▶ [Task prompt] Set the listing down again exactly, please, apart from its pictures.

▶ [Data supplied]
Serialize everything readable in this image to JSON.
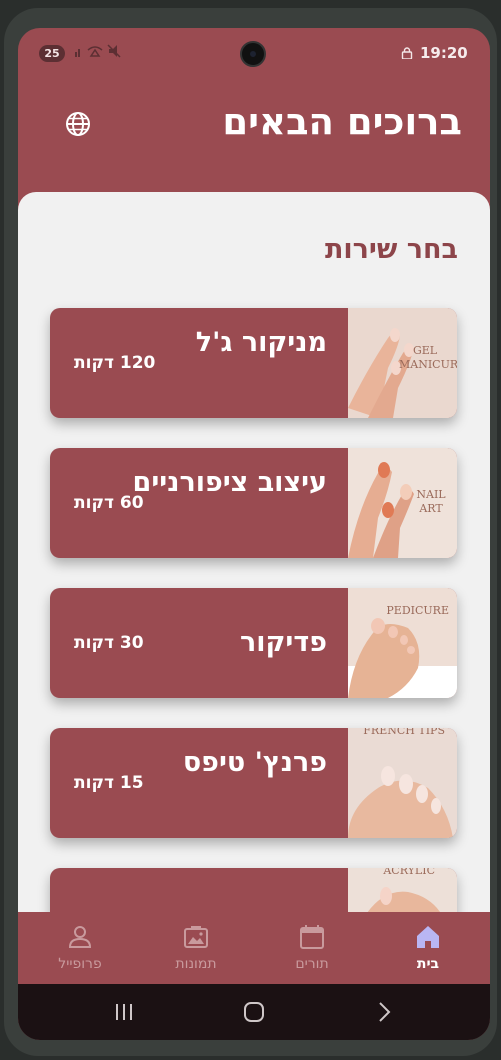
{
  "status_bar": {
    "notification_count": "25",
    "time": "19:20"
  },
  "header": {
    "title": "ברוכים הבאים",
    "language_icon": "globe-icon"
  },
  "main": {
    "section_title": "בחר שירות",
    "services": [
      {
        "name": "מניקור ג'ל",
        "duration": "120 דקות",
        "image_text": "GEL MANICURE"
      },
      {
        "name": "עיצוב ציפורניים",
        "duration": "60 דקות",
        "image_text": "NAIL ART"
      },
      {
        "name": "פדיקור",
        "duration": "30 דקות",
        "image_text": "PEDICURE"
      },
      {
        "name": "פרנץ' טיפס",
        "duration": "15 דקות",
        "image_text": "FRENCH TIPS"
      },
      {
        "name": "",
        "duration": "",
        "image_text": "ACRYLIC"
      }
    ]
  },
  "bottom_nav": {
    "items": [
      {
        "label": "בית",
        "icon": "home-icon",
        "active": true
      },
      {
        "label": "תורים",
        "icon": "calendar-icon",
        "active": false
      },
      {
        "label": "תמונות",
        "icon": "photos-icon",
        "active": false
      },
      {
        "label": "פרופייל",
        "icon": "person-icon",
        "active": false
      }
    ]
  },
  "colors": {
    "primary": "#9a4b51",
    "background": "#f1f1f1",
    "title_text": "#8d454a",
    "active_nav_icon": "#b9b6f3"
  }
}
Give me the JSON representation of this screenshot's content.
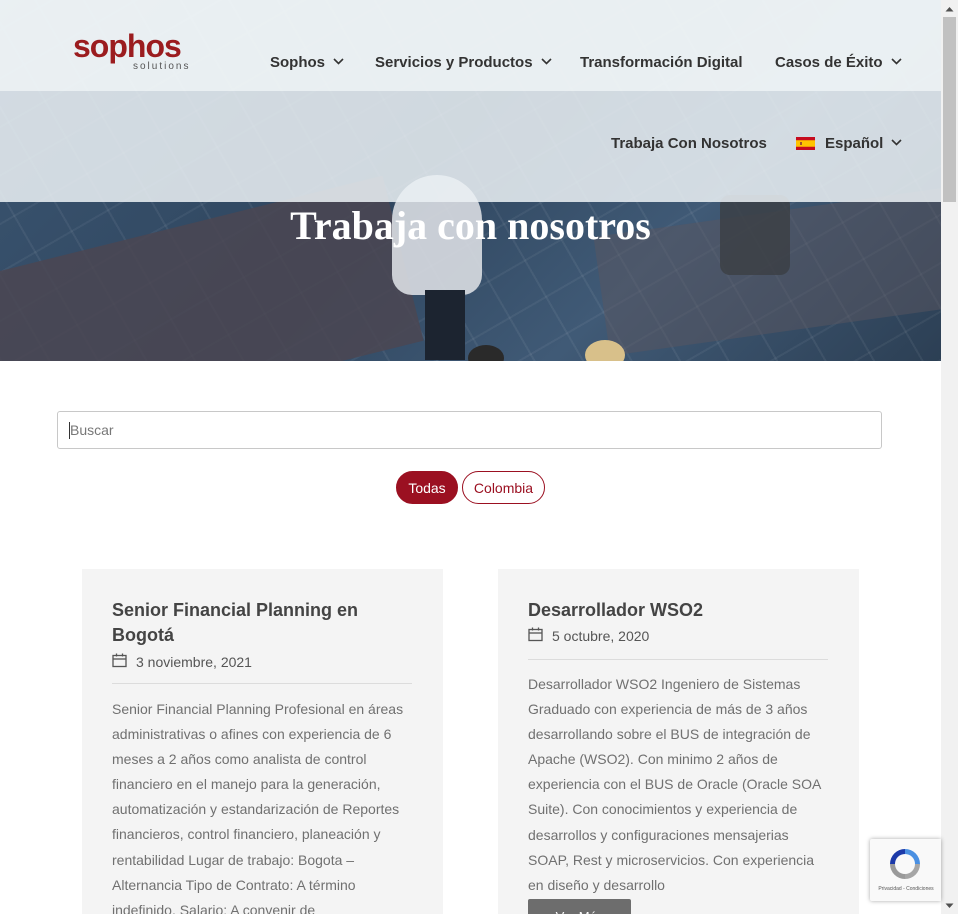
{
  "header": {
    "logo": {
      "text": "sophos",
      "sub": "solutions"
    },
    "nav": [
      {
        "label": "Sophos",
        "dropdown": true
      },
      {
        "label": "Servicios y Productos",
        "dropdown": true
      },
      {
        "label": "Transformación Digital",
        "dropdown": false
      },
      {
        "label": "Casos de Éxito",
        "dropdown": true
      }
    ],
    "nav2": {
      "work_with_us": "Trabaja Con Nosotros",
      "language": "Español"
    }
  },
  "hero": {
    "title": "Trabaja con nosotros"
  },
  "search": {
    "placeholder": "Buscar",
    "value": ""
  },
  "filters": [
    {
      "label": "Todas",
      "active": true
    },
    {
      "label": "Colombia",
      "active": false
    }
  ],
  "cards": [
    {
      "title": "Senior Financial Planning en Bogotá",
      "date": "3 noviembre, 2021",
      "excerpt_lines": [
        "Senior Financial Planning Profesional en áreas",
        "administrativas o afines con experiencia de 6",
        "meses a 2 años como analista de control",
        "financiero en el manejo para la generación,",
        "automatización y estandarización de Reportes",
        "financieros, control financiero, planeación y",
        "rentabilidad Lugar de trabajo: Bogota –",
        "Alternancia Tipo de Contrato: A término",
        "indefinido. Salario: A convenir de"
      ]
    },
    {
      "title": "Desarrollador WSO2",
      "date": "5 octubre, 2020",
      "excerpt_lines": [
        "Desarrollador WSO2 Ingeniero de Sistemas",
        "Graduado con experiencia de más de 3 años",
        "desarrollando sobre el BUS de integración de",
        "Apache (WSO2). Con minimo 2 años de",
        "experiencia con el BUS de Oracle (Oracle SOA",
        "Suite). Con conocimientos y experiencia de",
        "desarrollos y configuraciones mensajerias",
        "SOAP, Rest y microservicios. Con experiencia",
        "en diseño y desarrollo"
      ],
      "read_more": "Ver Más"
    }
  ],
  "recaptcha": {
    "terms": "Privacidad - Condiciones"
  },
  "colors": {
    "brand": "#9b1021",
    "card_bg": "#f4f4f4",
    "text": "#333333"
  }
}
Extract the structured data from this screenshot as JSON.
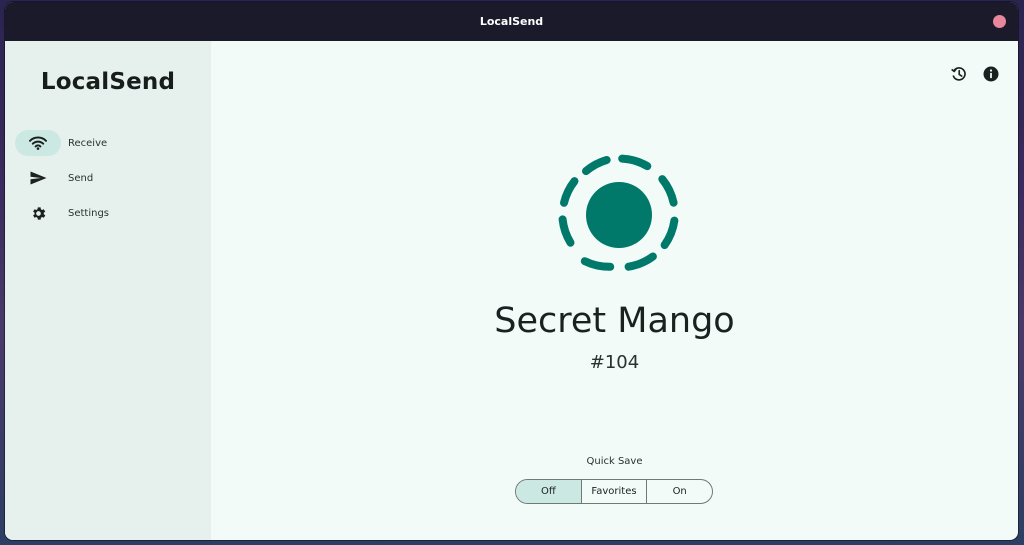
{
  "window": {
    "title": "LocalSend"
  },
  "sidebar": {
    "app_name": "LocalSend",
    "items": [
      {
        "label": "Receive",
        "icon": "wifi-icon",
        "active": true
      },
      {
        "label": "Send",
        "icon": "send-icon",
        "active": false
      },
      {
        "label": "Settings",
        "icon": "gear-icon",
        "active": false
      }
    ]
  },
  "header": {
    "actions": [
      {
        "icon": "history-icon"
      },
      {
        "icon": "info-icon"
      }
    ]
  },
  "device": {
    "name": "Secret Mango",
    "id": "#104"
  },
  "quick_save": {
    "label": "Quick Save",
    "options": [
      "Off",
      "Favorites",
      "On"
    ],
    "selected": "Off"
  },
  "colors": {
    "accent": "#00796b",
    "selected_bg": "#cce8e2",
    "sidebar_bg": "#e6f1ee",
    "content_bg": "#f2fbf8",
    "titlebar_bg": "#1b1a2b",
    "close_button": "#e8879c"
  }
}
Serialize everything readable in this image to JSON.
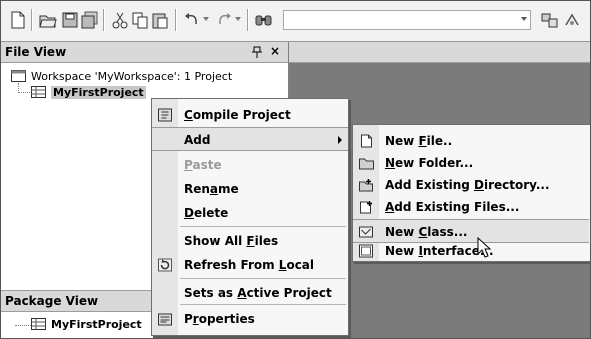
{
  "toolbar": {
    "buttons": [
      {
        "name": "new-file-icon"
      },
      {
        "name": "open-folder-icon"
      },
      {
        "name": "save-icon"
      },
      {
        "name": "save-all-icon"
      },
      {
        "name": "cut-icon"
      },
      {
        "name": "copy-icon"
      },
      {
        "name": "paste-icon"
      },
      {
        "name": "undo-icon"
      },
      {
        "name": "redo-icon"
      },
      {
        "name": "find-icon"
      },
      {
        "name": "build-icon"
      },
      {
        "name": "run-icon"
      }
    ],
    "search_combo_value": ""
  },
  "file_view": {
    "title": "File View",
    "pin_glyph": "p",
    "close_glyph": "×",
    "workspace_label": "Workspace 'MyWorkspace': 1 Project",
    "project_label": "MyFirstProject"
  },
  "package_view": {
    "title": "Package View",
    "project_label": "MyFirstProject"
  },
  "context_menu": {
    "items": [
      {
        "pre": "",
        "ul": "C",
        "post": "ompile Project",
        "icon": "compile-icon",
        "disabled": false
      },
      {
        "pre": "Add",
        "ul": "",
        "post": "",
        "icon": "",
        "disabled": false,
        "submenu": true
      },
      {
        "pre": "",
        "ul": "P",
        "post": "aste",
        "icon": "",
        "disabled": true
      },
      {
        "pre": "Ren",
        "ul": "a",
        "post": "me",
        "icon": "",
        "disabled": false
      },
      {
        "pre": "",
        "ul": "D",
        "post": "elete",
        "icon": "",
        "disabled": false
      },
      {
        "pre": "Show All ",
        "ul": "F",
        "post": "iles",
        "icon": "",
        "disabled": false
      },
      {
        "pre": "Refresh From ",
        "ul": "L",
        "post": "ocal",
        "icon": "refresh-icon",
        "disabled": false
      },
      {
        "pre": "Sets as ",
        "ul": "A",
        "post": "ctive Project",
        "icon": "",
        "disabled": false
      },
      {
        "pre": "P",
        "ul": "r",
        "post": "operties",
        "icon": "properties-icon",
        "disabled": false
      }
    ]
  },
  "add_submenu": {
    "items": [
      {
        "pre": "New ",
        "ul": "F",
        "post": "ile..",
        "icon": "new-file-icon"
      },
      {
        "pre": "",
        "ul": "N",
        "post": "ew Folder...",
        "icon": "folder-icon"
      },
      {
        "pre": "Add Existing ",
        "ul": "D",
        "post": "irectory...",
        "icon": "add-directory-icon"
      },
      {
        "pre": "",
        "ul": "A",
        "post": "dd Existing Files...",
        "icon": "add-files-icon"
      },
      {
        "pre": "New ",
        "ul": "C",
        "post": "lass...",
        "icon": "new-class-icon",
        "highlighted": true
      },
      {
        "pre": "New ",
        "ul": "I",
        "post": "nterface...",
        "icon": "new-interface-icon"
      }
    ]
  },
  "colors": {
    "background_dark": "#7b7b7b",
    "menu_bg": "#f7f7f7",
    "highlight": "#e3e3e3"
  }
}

▶ [Your solution]
Serialize everything readable in this image to JSON.
{
  "status_bar": {
    "notification_count": "25",
    "time": "19:20"
  },
  "header": {
    "title": "ברוכים הבאים",
    "language_icon": "globe-icon"
  },
  "main": {
    "section_title": "בחר שירות",
    "services": [
      {
        "name": "מניקור ג'ל",
        "duration": "120 דקות",
        "image_text": "GEL MANICURE"
      },
      {
        "name": "עיצוב ציפורניים",
        "duration": "60 דקות",
        "image_text": "NAIL ART"
      },
      {
        "name": "פדיקור",
        "duration": "30 דקות",
        "image_text": "PEDICURE"
      },
      {
        "name": "פרנץ' טיפס",
        "duration": "15 דקות",
        "image_text": "FRENCH TIPS"
      },
      {
        "name": "",
        "duration": "",
        "image_text": "ACRYLIC"
      }
    ]
  },
  "bottom_nav": {
    "items": [
      {
        "label": "בית",
        "icon": "home-icon",
        "active": true
      },
      {
        "label": "תורים",
        "icon": "calendar-icon",
        "active": false
      },
      {
        "label": "תמונות",
        "icon": "photos-icon",
        "active": false
      },
      {
        "label": "פרופייל",
        "icon": "person-icon",
        "active": false
      }
    ]
  },
  "colors": {
    "primary": "#9a4b51",
    "background": "#f1f1f1",
    "title_text": "#8d454a",
    "active_nav_icon": "#b9b6f3"
  }
}
Give me the JSON representation of this screenshot's content.
{
  "header": {
    "logo": {
      "text": "sophos",
      "sub": "solutions"
    },
    "nav": [
      {
        "label": "Sophos",
        "dropdown": true
      },
      {
        "label": "Servicios y Productos",
        "dropdown": true
      },
      {
        "label": "Transformación Digital",
        "dropdown": false
      },
      {
        "label": "Casos de Éxito",
        "dropdown": true
      }
    ],
    "nav2": {
      "work_with_us": "Trabaja Con Nosotros",
      "language": "Español"
    }
  },
  "hero": {
    "title": "Trabaja con nosotros"
  },
  "search": {
    "placeholder": "Buscar",
    "value": ""
  },
  "filters": [
    {
      "label": "Todas",
      "active": true
    },
    {
      "label": "Colombia",
      "active": false
    }
  ],
  "cards": [
    {
      "title": "Senior Financial Planning en Bogotá",
      "date": "3 noviembre, 2021",
      "excerpt_lines": [
        "Senior Financial Planning Profesional en áreas",
        "administrativas o afines con experiencia de 6",
        "meses a 2 años como analista de control",
        "financiero en el manejo para la generación,",
        "automatización y estandarización de Reportes",
        "financieros, control financiero, planeación y",
        "rentabilidad Lugar de trabajo: Bogota –",
        "Alternancia Tipo de Contrato: A término",
        "indefinido. Salario: A convenir de"
      ]
    },
    {
      "title": "Desarrollador WSO2",
      "date": "5 octubre, 2020",
      "excerpt_lines": [
        "Desarrollador WSO2 Ingeniero de Sistemas",
        "Graduado con experiencia de más de 3 años",
        "desarrollando sobre el BUS de integración de",
        "Apache (WSO2). Con minimo 2 años de",
        "experiencia con el BUS de Oracle (Oracle SOA",
        "Suite). Con conocimientos y experiencia de",
        "desarrollos y configuraciones mensajerias",
        "SOAP, Rest y microservicios. Con experiencia",
        "en diseño y desarrollo"
      ],
      "read_more": "Ver Más"
    }
  ],
  "recaptcha": {
    "terms": "Privacidad - Condiciones"
  },
  "colors": {
    "brand": "#9b1021",
    "card_bg": "#f4f4f4",
    "text": "#333333"
  }
}
Extract the structured data from this screenshot as JSON.
{
  "window": {
    "title": "LocalSend"
  },
  "sidebar": {
    "app_name": "LocalSend",
    "items": [
      {
        "label": "Receive",
        "icon": "wifi-icon",
        "active": true
      },
      {
        "label": "Send",
        "icon": "send-icon",
        "active": false
      },
      {
        "label": "Settings",
        "icon": "gear-icon",
        "active": false
      }
    ]
  },
  "header": {
    "actions": [
      {
        "icon": "history-icon"
      },
      {
        "icon": "info-icon"
      }
    ]
  },
  "device": {
    "name": "Secret Mango",
    "id": "#104"
  },
  "quick_save": {
    "label": "Quick Save",
    "options": [
      "Off",
      "Favorites",
      "On"
    ],
    "selected": "Off"
  },
  "colors": {
    "accent": "#00796b",
    "selected_bg": "#cce8e2",
    "sidebar_bg": "#e6f1ee",
    "content_bg": "#f2fbf8",
    "titlebar_bg": "#1b1a2b",
    "close_button": "#e8879c"
  }
}
Serialize everything readable in this image to JSON.
{
  "toolbar": {
    "buttons": [
      {
        "name": "new-file-icon"
      },
      {
        "name": "open-folder-icon"
      },
      {
        "name": "save-icon"
      },
      {
        "name": "save-all-icon"
      },
      {
        "name": "cut-icon"
      },
      {
        "name": "copy-icon"
      },
      {
        "name": "paste-icon"
      },
      {
        "name": "undo-icon"
      },
      {
        "name": "redo-icon"
      },
      {
        "name": "find-icon"
      },
      {
        "name": "build-icon"
      },
      {
        "name": "run-icon"
      }
    ],
    "search_combo_value": ""
  },
  "file_view": {
    "title": "File View",
    "pin_glyph": "p",
    "close_glyph": "×",
    "workspace_label": "Workspace 'MyWorkspace': 1 Project",
    "project_label": "MyFirstProject"
  },
  "package_view": {
    "title": "Package View",
    "project_label": "MyFirstProject"
  },
  "context_menu": {
    "items": [
      {
        "pre": "",
        "ul": "C",
        "post": "ompile Project",
        "icon": "compile-icon",
        "disabled": false
      },
      {
        "pre": "Add",
        "ul": "",
        "post": "",
        "icon": "",
        "disabled": false,
        "submenu": true
      },
      {
        "pre": "",
        "ul": "P",
        "post": "aste",
        "icon": "",
        "disabled": true
      },
      {
        "pre": "Ren",
        "ul": "a",
        "post": "me",
        "icon": "",
        "disabled": false
      },
      {
        "pre": "",
        "ul": "D",
        "post": "elete",
        "icon": "",
        "disabled": false
      },
      {
        "pre": "Show All ",
        "ul": "F",
        "post": "iles",
        "icon": "",
        "disabled": false
      },
      {
        "pre": "Refresh From ",
        "ul": "L",
        "post": "ocal",
        "icon": "refresh-icon",
        "disabled": false
      },
      {
        "pre": "Sets as ",
        "ul": "A",
        "post": "ctive Project",
        "icon": "",
        "disabled": false
      },
      {
        "pre": "P",
        "ul": "r",
        "post": "operties",
        "icon": "properties-icon",
        "disabled": false
      }
    ]
  },
  "add_submenu": {
    "items": [
      {
        "pre": "New ",
        "ul": "F",
        "post": "ile..",
        "icon": "new-file-icon"
      },
      {
        "pre": "",
        "ul": "N",
        "post": "ew Folder...",
        "icon": "folder-icon"
      },
      {
        "pre": "Add Existing ",
        "ul": "D",
        "post": "irectory...",
        "icon": "add-directory-icon"
      },
      {
        "pre": "",
        "ul": "A",
        "post": "dd Existing Files...",
        "icon": "add-files-icon"
      },
      {
        "pre": "New ",
        "ul": "C",
        "post": "lass...",
        "icon": "new-class-icon",
        "highlighted": true
      },
      {
        "pre": "New ",
        "ul": "I",
        "post": "nterface...",
        "icon": "new-interface-icon"
      }
    ]
  },
  "colors": {
    "background_dark": "#7b7b7b",
    "menu_bg": "#f7f7f7",
    "highlight": "#e3e3e3"
  }
}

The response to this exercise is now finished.